f anything at all, it would have remained known only to a small circle of friends like Naomi, Way Alutta and Guy Wagzo whom Adjoa May could now hear shouting out KB’s name so loudly that it reminded her of their university days.
But Guy Wagzo’s shouts sounded very far away, as if he was calling from, Sokole, the area Assemblywoman’s house on the way to Tophill. Because the moment Adjoa May picked that fallen object and realized it was a letter written years before, by her own hand, bittersweet recollections came rolling down her memory lane. She wasted no time to begin reading that letter all over again.
AUGUST 20 1998
Nothing, I mean nothing, prevents me from calling this one my last letter to you. You know what you are? Okay, let me tell you what I believe you are. You’re an unfeeling, cold-hearted, handsome sonofabitch. Why all this ungentlemanly behavior? You know how I feel right now? I feel like spitting into your nose. But I won’t do it. I’m too decent for that. You aren’t!
Aaaba! I chase you till I taya sef. You hear African woman con him man before? Then why you dey treat me so?
You see, my dear stubborn KB, I couldn’t bring myself to saying it plainly enough but I did my best. Almost every lady on this CapeVars campus adore you and wish you were hers. But you’re love-dull. Too dull, KB. Or are you simply cold in spite of your good looks and sharp brain? Oh, what a pitiful waste!
As we secretly talked about you with each lady wishing you belonged to her, none was able to take those romantic wishes a step further except a girl called Adjoa May. Way kan tin I no do? Eh, KB? I tried everything womanly possible, handsome. Sadly, the more I tried to pry into your stony heart, the harder you brushed me aside.

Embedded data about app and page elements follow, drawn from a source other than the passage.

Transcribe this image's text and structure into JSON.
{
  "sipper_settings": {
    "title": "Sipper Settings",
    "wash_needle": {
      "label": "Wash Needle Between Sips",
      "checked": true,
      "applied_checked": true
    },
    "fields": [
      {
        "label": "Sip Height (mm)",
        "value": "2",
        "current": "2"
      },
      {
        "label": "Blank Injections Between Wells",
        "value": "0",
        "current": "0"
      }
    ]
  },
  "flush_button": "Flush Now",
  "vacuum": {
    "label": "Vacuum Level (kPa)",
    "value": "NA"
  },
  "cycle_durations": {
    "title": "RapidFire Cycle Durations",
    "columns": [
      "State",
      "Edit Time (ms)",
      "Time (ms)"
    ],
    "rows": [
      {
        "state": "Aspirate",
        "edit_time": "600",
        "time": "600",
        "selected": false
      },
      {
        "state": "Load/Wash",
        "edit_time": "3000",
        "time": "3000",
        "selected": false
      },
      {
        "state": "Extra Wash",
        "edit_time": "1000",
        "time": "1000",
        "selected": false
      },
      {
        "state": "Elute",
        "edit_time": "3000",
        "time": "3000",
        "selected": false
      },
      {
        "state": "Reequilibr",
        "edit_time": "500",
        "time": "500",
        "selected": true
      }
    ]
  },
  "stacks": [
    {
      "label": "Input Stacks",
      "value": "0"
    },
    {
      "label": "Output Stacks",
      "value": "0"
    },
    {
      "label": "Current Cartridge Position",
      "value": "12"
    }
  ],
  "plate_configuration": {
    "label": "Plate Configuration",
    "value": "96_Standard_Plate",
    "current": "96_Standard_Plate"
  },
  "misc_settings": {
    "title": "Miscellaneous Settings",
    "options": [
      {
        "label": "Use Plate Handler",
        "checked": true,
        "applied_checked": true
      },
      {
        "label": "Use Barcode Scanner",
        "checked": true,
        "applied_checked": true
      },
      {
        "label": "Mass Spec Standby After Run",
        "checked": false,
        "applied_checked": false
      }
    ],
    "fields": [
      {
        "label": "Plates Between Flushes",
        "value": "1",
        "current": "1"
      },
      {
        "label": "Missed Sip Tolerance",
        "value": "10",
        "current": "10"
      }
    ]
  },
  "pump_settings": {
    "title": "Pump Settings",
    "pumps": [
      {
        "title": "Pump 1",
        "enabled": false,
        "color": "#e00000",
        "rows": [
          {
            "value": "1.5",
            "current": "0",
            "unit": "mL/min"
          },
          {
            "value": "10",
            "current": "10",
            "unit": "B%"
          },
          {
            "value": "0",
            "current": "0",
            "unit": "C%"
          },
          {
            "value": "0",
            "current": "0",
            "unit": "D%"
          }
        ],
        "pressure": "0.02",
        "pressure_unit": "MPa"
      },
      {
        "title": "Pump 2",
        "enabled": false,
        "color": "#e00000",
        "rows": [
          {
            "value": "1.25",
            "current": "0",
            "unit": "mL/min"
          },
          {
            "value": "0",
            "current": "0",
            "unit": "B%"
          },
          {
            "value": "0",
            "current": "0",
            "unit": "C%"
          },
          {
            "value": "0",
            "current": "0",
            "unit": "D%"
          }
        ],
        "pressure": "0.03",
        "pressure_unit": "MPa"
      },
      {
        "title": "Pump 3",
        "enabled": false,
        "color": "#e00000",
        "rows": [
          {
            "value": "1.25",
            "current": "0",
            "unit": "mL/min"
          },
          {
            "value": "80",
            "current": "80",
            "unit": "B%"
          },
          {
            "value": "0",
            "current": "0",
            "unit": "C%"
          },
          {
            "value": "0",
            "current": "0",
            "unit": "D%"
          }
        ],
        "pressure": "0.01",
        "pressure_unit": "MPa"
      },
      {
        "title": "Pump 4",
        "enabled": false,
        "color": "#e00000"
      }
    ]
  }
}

You’ve been a great friend, no two ways about that. But I wish you were a less disastrous, unromantic fool. It is too late now. I’m disappointed. I’m fed up. I’m glad it’s now over as our stay on campus here draws to a close tonight. I’ll go my way and I’ll see if I should just accept one of the numerous offers out there. As I said earlier, this is the last of my letters to you.
KB, don’t tell me you didn’t know. Even a novice syto boy would have seen the writing in bold on the wall long ago. Do you remember those lovely letters I sent to you over the last three or so years? The expensive gifts? Those near naked postures I display for your bed inside at A52 Valco Hall? The kingly rides in my Toyota Corolla?
You think say them all be joke eh? Well if you were too daft to notice the scholarships etc, etc., then I’m sorry for you. Simply pack and go to hell and burn to ashes. Abi, no place for you in heaven oo. Not after treating me so unkindly.
Tomorrow, I’m writing my last paper and I’ll leave campus immediately after that. And please, KB, don’t you break my heart further by trying to come and see me off. I’ll be better off without you around me.
So, this is my way of saying goodbye.
I love but hate you, KB.
Adjoa May writing …
PS. Please, would you mind attending a birthday party at HAPPY CORNER REST SPOT in Agona Swedru? It will come off on new year’s eve, four clear months from now, from 8.30 pm till you drop. I’ll like you to meet a new friend of mine and I’ll be extremely grateful.
Adjoa May remembered vividly writing that letter some few hours before her last English paper. She could also remember the title of the paper – History, Theory and Practice of Literary Criticism.